* _Task objective_: Return nothing except the lines from the one that contains "Extract the structured" through the end of the material below, each exactly as given.

* _Task material_:
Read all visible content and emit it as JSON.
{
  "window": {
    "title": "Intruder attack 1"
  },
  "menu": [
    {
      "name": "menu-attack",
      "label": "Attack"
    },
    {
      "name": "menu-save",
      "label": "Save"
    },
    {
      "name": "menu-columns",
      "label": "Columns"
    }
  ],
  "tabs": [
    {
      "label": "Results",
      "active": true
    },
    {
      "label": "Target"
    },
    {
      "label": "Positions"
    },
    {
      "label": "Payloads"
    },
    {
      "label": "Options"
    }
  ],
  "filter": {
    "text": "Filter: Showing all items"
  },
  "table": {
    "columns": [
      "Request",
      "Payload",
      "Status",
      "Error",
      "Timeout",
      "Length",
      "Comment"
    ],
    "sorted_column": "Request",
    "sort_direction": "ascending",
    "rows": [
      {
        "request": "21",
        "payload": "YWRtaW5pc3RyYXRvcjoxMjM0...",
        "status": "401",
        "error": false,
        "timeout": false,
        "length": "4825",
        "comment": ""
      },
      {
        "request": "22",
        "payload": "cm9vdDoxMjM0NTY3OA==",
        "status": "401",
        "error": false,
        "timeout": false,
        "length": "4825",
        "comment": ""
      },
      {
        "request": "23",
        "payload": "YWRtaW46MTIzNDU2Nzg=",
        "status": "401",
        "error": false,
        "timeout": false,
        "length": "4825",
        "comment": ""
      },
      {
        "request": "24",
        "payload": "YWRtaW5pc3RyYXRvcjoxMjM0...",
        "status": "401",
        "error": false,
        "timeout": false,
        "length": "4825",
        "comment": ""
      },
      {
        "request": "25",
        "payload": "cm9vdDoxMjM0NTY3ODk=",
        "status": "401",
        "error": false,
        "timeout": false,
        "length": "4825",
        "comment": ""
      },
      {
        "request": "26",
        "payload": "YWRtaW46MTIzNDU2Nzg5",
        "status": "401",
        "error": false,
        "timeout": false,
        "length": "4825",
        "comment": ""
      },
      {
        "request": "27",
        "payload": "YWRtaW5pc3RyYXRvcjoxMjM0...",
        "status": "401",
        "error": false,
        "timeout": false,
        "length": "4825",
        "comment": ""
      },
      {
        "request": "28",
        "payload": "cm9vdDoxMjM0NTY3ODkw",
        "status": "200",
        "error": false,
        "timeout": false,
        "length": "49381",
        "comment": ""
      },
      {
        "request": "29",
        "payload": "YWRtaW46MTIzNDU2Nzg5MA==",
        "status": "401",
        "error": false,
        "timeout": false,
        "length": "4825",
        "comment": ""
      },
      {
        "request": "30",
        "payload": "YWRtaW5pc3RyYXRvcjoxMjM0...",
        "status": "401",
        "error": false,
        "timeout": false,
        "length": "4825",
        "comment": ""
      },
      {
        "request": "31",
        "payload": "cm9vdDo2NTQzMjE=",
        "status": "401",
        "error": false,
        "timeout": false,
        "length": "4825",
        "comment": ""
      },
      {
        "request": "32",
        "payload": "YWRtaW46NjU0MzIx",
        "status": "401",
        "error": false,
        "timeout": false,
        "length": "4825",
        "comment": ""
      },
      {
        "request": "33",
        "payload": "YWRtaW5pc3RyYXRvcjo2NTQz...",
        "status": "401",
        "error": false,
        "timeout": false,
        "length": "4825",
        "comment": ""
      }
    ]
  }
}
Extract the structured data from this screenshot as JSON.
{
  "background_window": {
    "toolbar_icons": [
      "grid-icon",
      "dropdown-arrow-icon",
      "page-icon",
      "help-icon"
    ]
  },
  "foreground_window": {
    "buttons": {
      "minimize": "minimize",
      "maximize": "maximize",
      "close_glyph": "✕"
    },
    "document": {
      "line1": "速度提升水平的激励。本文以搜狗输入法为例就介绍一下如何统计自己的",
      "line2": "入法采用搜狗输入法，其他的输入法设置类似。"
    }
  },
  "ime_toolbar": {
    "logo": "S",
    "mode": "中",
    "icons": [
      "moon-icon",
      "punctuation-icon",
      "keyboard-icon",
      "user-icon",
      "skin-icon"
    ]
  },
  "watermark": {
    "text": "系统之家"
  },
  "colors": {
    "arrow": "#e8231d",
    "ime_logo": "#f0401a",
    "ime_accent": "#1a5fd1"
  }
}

* _Task solution_:
Extract the structured data from this screenshot as JSON.
{
  "background_window": {
    "toolbar_icons": [
      "grid-icon",
      "dropdown-arrow-icon",
      "page-icon",
      "help-icon"
    ]
  },
  "foreground_window": {
    "buttons": {
      "minimize": "minimize",
      "maximize": "maximize",
      "close_glyph": "✕"
    },
    "document": {
      "line1": "速度提升水平的激励。本文以搜狗输入法为例就介绍一下如何统计自己的",
      "line2": "入法采用搜狗输入法，其他的输入法设置类似。"
    }
  },
  "ime_toolbar": {
    "logo": "S",
    "mode": "中",
    "icons": [
      "moon-icon",
      "punctuation-icon",
      "keyboard-icon",
      "user-icon",
      "skin-icon"
    ]
  },
  "watermark": {
    "text": "系统之家"
  },
  "colors": {
    "arrow": "#e8231d",
    "ime_logo": "#f0401a",
    "ime_accent": "#1a5fd1"
  }
}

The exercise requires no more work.